» What to do:
Each entry is to be given again exactly; drop the images.

» Materials provided:
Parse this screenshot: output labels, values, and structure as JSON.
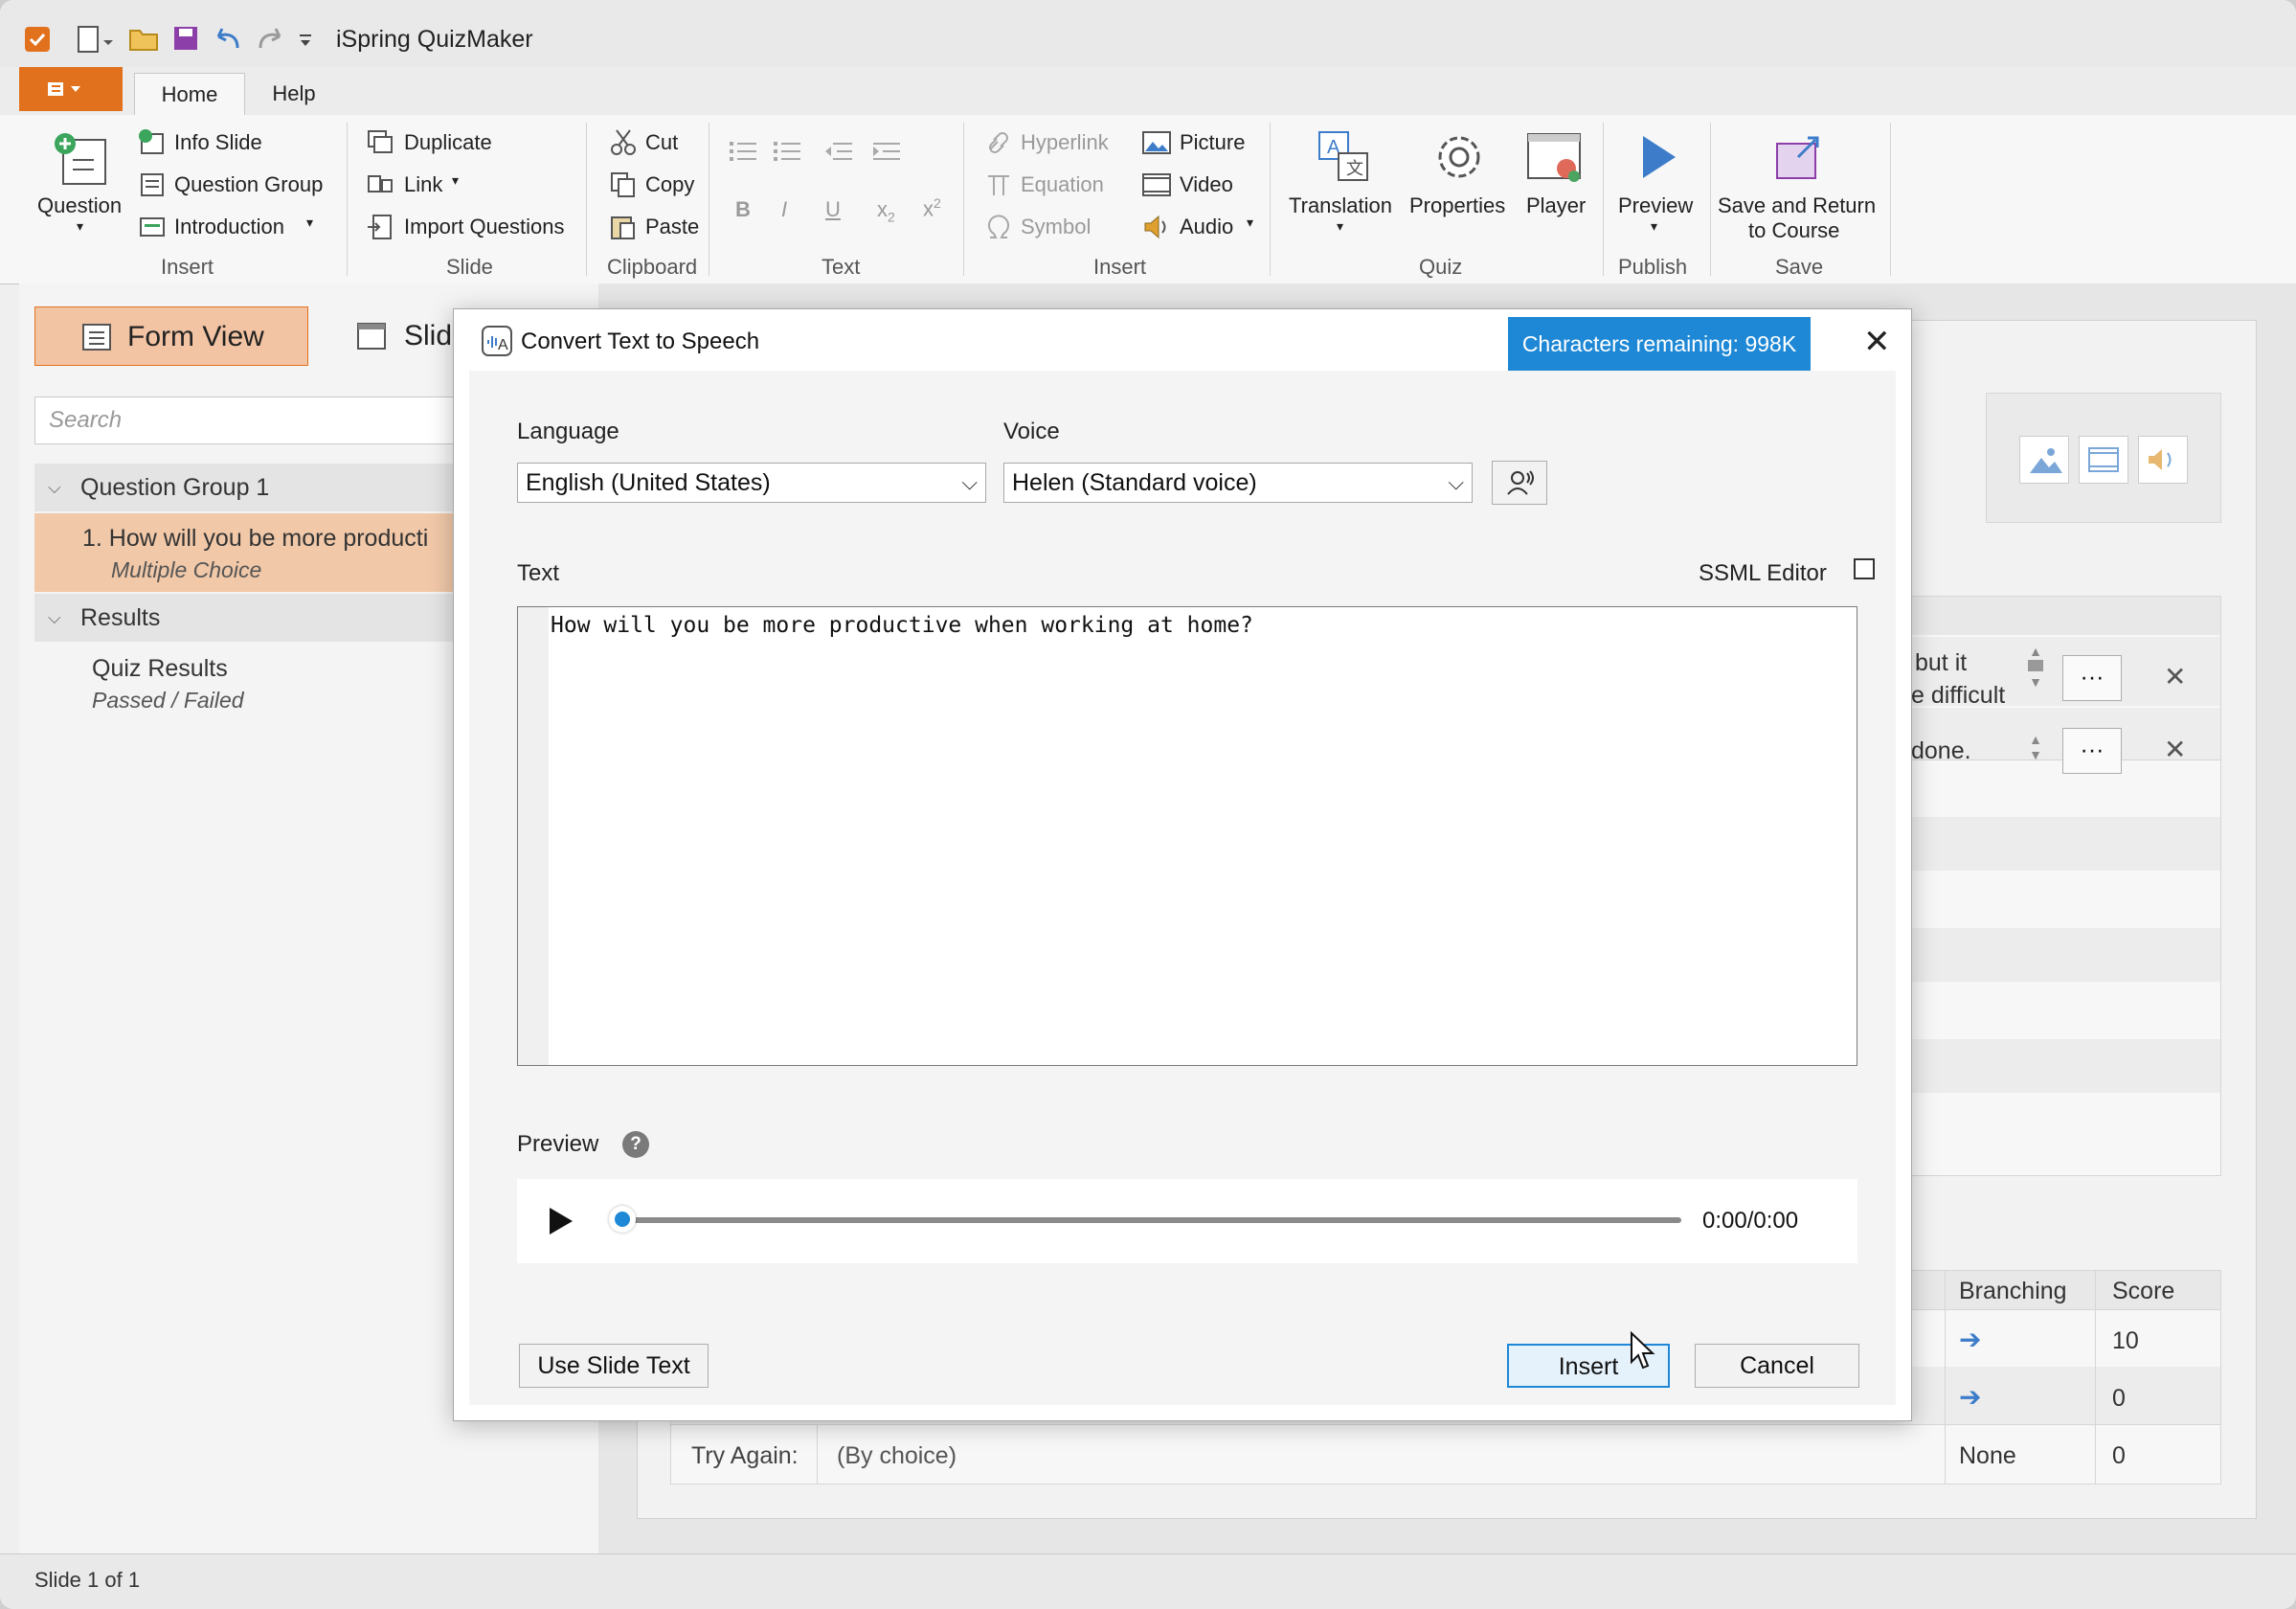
{
  "app": {
    "title": "iSpring QuizMaker"
  },
  "tabs": {
    "home": "Home",
    "help": "Help"
  },
  "ribbon": {
    "insert_group": {
      "question": "Question",
      "info_slide": "Info Slide",
      "question_group": "Question Group",
      "introduction": "Introduction",
      "label": "Insert"
    },
    "slide_group": {
      "duplicate": "Duplicate",
      "link": "Link",
      "import_questions": "Import Questions",
      "label": "Slide"
    },
    "clipboard_group": {
      "cut": "Cut",
      "copy": "Copy",
      "paste": "Paste",
      "label": "Clipboard"
    },
    "text_group": {
      "label": "Text"
    },
    "insert2_group": {
      "hyperlink": "Hyperlink",
      "equation": "Equation",
      "symbol": "Symbol",
      "picture": "Picture",
      "video": "Video",
      "audio": "Audio",
      "label": "Insert"
    },
    "quiz_group": {
      "translation": "Translation",
      "properties": "Properties",
      "player": "Player",
      "label": "Quiz"
    },
    "publish_group": {
      "preview": "Preview",
      "label": "Publish"
    },
    "save_group": {
      "save_return_1": "Save and Return",
      "save_return_2": "to Course",
      "label": "Save"
    }
  },
  "left_panel": {
    "form_view": "Form View",
    "slide_view": "Slid",
    "search_placeholder": "Search",
    "tree": {
      "group1": "Question Group 1",
      "q1_title": "1.  How will you be more producti",
      "q1_type": "Multiple Choice",
      "results": "Results",
      "quiz_results": "Quiz Results",
      "quiz_results_sub": "Passed / Failed"
    }
  },
  "background_editor": {
    "answer1_line1": "but it",
    "answer1_line2": "e difficult",
    "answer2": "done.",
    "ellipsis": "···",
    "branching_header": "Branching",
    "score_header": "Score",
    "score1": "10",
    "score2": "0",
    "try_again_label": "Try Again:",
    "try_again_value": "(By choice)",
    "try_again_branch": "None",
    "try_again_score": "0"
  },
  "dialog": {
    "title": "Convert Text to Speech",
    "chars_remaining": "Characters remaining: 998K",
    "language_label": "Language",
    "language_value": "English (United States)",
    "voice_label": "Voice",
    "voice_value": "Helen (Standard voice)",
    "text_label": "Text",
    "ssml_label": "SSML Editor",
    "text_value": "How will you be more productive when working at home?",
    "preview_label": "Preview",
    "help_glyph": "?",
    "time": "0:00/0:00",
    "progress": 0,
    "use_slide_text": "Use Slide Text",
    "insert": "Insert",
    "cancel": "Cancel"
  },
  "status": {
    "slide_info": "Slide 1 of 1"
  },
  "colors": {
    "accent_orange": "#e2711d",
    "selection": "#f1c8a8",
    "dialog_blue": "#1e88d6"
  }
}
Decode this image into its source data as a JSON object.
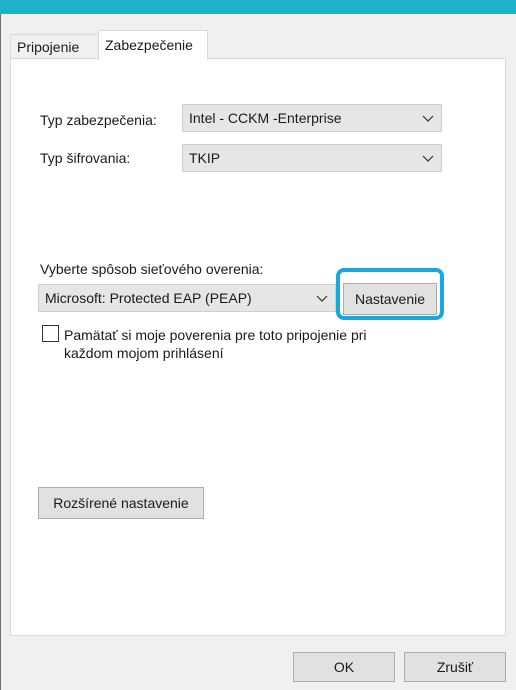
{
  "tabs": [
    {
      "label": "Pripojenie",
      "active": false
    },
    {
      "label": "Zabezpečenie",
      "active": true
    }
  ],
  "security": {
    "type_label": "Typ zabezpečenia:",
    "type_value": "Intel - CCKM -Enterprise",
    "encryption_label": "Typ šifrovania:",
    "encryption_value": "TKIP"
  },
  "auth": {
    "method_label": "Vyberte spôsob sieťového overenia:",
    "method_value": "Microsoft: Protected EAP (PEAP)",
    "settings_button": "Nastavenie"
  },
  "remember": {
    "checked": false,
    "line1": "Pamätať si moje poverenia pre toto pripojenie pri",
    "line2": "každom mojom prihlásení"
  },
  "advanced_button": "Rozšírené nastavenie",
  "footer": {
    "ok": "OK",
    "cancel": "Zrušiť"
  },
  "colors": {
    "titlebar": "#1eb4c8",
    "highlight": "#16a9e0"
  },
  "icons": {
    "dropdown": "chevron-down-icon"
  }
}
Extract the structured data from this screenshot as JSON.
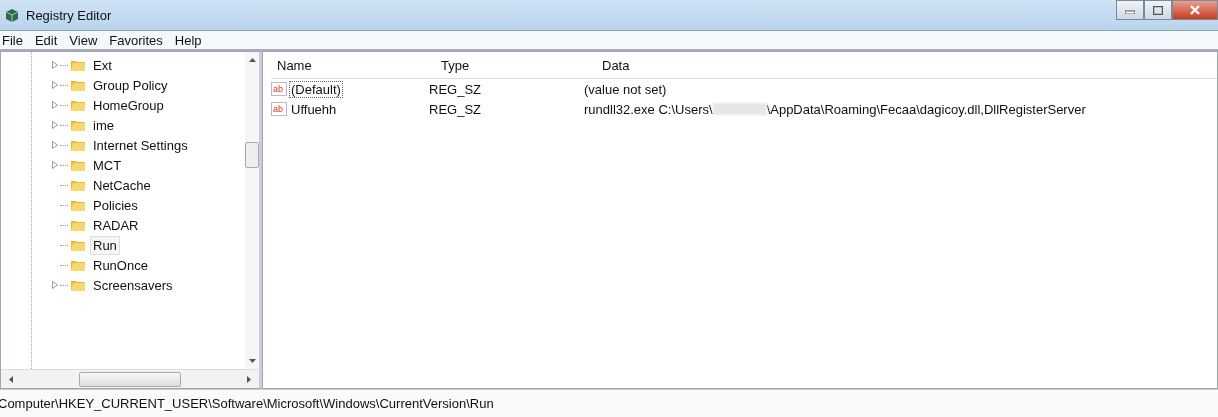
{
  "window": {
    "title": "Registry Editor"
  },
  "menu": [
    "File",
    "Edit",
    "View",
    "Favorites",
    "Help"
  ],
  "tree": [
    {
      "label": "Ext",
      "expandable": true,
      "selected": false
    },
    {
      "label": "Group Policy",
      "expandable": true,
      "selected": false
    },
    {
      "label": "HomeGroup",
      "expandable": true,
      "selected": false
    },
    {
      "label": "ime",
      "expandable": true,
      "selected": false
    },
    {
      "label": "Internet Settings",
      "expandable": true,
      "selected": false
    },
    {
      "label": "MCT",
      "expandable": true,
      "selected": false
    },
    {
      "label": "NetCache",
      "expandable": false,
      "selected": false
    },
    {
      "label": "Policies",
      "expandable": false,
      "selected": false
    },
    {
      "label": "RADAR",
      "expandable": false,
      "selected": false
    },
    {
      "label": "Run",
      "expandable": false,
      "selected": true
    },
    {
      "label": "RunOnce",
      "expandable": false,
      "selected": false
    },
    {
      "label": "Screensavers",
      "expandable": true,
      "selected": false
    }
  ],
  "table": {
    "columns": [
      "Name",
      "Type",
      "Data"
    ],
    "rows": [
      {
        "icon": "ab",
        "name": "(Default)",
        "type": "REG_SZ",
        "data": "(value not set)",
        "selected": true
      },
      {
        "icon": "ab",
        "name": "Uffuehh",
        "type": "REG_SZ",
        "data": "rundll32.exe C:\\Users\\",
        "data_after": "\\AppData\\Roaming\\Fecaa\\dagicoy.dll,DllRegisterServer",
        "redacted": true,
        "selected": false
      }
    ]
  },
  "status_bar": "Computer\\HKEY_CURRENT_USER\\Software\\Microsoft\\Windows\\CurrentVersion\\Run"
}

» Finished task:
Parse this screenshot: output labels, values, and structure as JSON.
{
  "app": {
    "title": "iSpring QuizMaker"
  },
  "tabs": {
    "home": "Home",
    "help": "Help"
  },
  "ribbon": {
    "insert_group": {
      "question": "Question",
      "info_slide": "Info Slide",
      "question_group": "Question Group",
      "introduction": "Introduction",
      "label": "Insert"
    },
    "slide_group": {
      "duplicate": "Duplicate",
      "link": "Link",
      "import_questions": "Import Questions",
      "label": "Slide"
    },
    "clipboard_group": {
      "cut": "Cut",
      "copy": "Copy",
      "paste": "Paste",
      "label": "Clipboard"
    },
    "text_group": {
      "label": "Text"
    },
    "insert2_group": {
      "hyperlink": "Hyperlink",
      "equation": "Equation",
      "symbol": "Symbol",
      "picture": "Picture",
      "video": "Video",
      "audio": "Audio",
      "label": "Insert"
    },
    "quiz_group": {
      "translation": "Translation",
      "properties": "Properties",
      "player": "Player",
      "label": "Quiz"
    },
    "publish_group": {
      "preview": "Preview",
      "label": "Publish"
    },
    "save_group": {
      "save_return_1": "Save and Return",
      "save_return_2": "to Course",
      "label": "Save"
    }
  },
  "left_panel": {
    "form_view": "Form View",
    "slide_view": "Slid",
    "search_placeholder": "Search",
    "tree": {
      "group1": "Question Group 1",
      "q1_title": "1.  How will you be more producti",
      "q1_type": "Multiple Choice",
      "results": "Results",
      "quiz_results": "Quiz Results",
      "quiz_results_sub": "Passed / Failed"
    }
  },
  "background_editor": {
    "answer1_line1": "but it",
    "answer1_line2": "e difficult",
    "answer2": "done.",
    "ellipsis": "···",
    "branching_header": "Branching",
    "score_header": "Score",
    "score1": "10",
    "score2": "0",
    "try_again_label": "Try Again:",
    "try_again_value": "(By choice)",
    "try_again_branch": "None",
    "try_again_score": "0"
  },
  "dialog": {
    "title": "Convert Text to Speech",
    "chars_remaining": "Characters remaining: 998K",
    "language_label": "Language",
    "language_value": "English (United States)",
    "voice_label": "Voice",
    "voice_value": "Helen (Standard voice)",
    "text_label": "Text",
    "ssml_label": "SSML Editor",
    "text_value": "How will you be more productive when working at home?",
    "preview_label": "Preview",
    "help_glyph": "?",
    "time": "0:00/0:00",
    "progress": 0,
    "use_slide_text": "Use Slide Text",
    "insert": "Insert",
    "cancel": "Cancel"
  },
  "status": {
    "slide_info": "Slide 1 of 1"
  },
  "colors": {
    "accent_orange": "#e2711d",
    "selection": "#f1c8a8",
    "dialog_blue": "#1e88d6"
  }
}
Decode this image into its source data as a JSON object.
{
  "tabs": [
    {
      "label": "Pripojenie",
      "active": false
    },
    {
      "label": "Zabezpečenie",
      "active": true
    }
  ],
  "security": {
    "type_label": "Typ zabezpečenia:",
    "type_value": "Intel - CCKM -Enterprise",
    "encryption_label": "Typ šifrovania:",
    "encryption_value": "TKIP"
  },
  "auth": {
    "method_label": "Vyberte spôsob sieťového overenia:",
    "method_value": "Microsoft: Protected EAP (PEAP)",
    "settings_button": "Nastavenie"
  },
  "remember": {
    "checked": false,
    "line1": "Pamätať si moje poverenia pre toto pripojenie pri",
    "line2": "každom mojom prihlásení"
  },
  "advanced_button": "Rozšírené nastavenie",
  "footer": {
    "ok": "OK",
    "cancel": "Zrušiť"
  },
  "colors": {
    "titlebar": "#1eb4c8",
    "highlight": "#16a9e0"
  },
  "icons": {
    "dropdown": "chevron-down-icon"
  }
}
Extract the structured data from this screenshot as JSON.
{
  "window": {
    "title": "Registry Editor"
  },
  "menu": [
    "File",
    "Edit",
    "View",
    "Favorites",
    "Help"
  ],
  "tree": [
    {
      "label": "Ext",
      "expandable": true,
      "selected": false
    },
    {
      "label": "Group Policy",
      "expandable": true,
      "selected": false
    },
    {
      "label": "HomeGroup",
      "expandable": true,
      "selected": false
    },
    {
      "label": "ime",
      "expandable": true,
      "selected": false
    },
    {
      "label": "Internet Settings",
      "expandable": true,
      "selected": false
    },
    {
      "label": "MCT",
      "expandable": true,
      "selected": false
    },
    {
      "label": "NetCache",
      "expandable": false,
      "selected": false
    },
    {
      "label": "Policies",
      "expandable": false,
      "selected": false
    },
    {
      "label": "RADAR",
      "expandable": false,
      "selected": false
    },
    {
      "label": "Run",
      "expandable": false,
      "selected": true
    },
    {
      "label": "RunOnce",
      "expandable": false,
      "selected": false
    },
    {
      "label": "Screensavers",
      "expandable": true,
      "selected": false
    }
  ],
  "table": {
    "columns": [
      "Name",
      "Type",
      "Data"
    ],
    "rows": [
      {
        "icon": "ab",
        "name": "(Default)",
        "type": "REG_SZ",
        "data": "(value not set)",
        "selected": true
      },
      {
        "icon": "ab",
        "name": "Uffuehh",
        "type": "REG_SZ",
        "data": "rundll32.exe C:\\Users\\",
        "data_after": "\\AppData\\Roaming\\Fecaa\\dagicoy.dll,DllRegisterServer",
        "redacted": true,
        "selected": false
      }
    ]
  },
  "status_bar": "Computer\\HKEY_CURRENT_USER\\Software\\Microsoft\\Windows\\CurrentVersion\\Run"
}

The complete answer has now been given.